The result is a solid pair of Bluetooth headphones — not the nicest sound I’ve heard on a wireless pair, but surely good enough for listening to music on the go for most. If you really want to settle in with some music, you’ll probably want to shell out for a pair of over-ears, but the Beats X are perfectly suited for the commuter.
The battery is rated at eight hours, and I found I was able to get a solid day’s use out of the things, no problem. And when it comes time for a refill, the Lightning cable does the trick pretty quickly, with a couple of hours’ worth of life after a five-minute charge.
Beating the competition
At $150, the Beats X are just a hair under the AirPods. In spite of the company’s big “No Strings” ad campaign, they’re ultimately not as flashy as Apple’s primary offering, lacking some of the more refined interface and noise-canceling design.
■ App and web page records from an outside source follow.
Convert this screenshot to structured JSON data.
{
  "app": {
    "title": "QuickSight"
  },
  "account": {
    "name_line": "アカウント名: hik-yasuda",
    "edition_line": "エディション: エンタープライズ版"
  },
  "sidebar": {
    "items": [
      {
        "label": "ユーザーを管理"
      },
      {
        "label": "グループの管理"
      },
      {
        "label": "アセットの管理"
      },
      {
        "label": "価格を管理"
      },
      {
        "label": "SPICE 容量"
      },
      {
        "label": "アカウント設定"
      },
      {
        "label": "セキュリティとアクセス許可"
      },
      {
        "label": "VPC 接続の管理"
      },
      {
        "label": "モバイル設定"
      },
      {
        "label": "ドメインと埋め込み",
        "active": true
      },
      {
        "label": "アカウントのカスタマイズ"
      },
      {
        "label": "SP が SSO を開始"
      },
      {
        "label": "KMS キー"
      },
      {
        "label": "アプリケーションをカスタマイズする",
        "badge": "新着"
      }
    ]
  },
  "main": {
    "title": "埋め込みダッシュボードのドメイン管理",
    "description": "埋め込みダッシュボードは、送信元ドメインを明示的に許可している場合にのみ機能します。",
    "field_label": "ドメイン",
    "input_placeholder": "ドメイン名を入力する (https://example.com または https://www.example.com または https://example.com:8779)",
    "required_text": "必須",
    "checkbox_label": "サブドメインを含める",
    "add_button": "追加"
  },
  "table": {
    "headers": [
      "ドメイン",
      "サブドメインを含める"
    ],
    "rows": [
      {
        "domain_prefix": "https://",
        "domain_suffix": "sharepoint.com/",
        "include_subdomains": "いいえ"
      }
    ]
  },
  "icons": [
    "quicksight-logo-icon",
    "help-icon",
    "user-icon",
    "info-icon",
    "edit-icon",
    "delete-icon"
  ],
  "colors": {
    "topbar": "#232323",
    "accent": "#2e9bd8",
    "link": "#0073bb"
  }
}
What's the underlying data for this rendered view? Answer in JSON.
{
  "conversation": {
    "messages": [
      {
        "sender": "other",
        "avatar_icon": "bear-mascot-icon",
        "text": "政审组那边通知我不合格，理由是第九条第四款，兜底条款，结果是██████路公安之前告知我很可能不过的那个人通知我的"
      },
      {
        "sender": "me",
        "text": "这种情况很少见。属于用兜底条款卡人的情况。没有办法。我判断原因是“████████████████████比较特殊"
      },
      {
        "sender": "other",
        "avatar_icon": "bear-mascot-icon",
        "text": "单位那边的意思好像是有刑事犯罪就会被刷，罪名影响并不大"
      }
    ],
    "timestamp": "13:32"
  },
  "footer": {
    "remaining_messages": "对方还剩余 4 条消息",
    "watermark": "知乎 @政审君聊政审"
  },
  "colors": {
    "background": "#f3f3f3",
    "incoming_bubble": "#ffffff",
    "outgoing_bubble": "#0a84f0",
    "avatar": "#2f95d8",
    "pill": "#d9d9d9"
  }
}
They’re also notably pricier than a number of comparable wireless headphones.
You’re certainly paying for branding here, though the inclusion of the W1 chip is a nice addition for any on iOS. From a pure form-factor perspective, I prefer the Powerbeats, which do a better job staying out of the way and keeping in place when you go for a run.
But the solid sound, good battery life and form factor add up to a good overall wireless headphone experience for users looking for an AirPod-like experience in a more conventional package.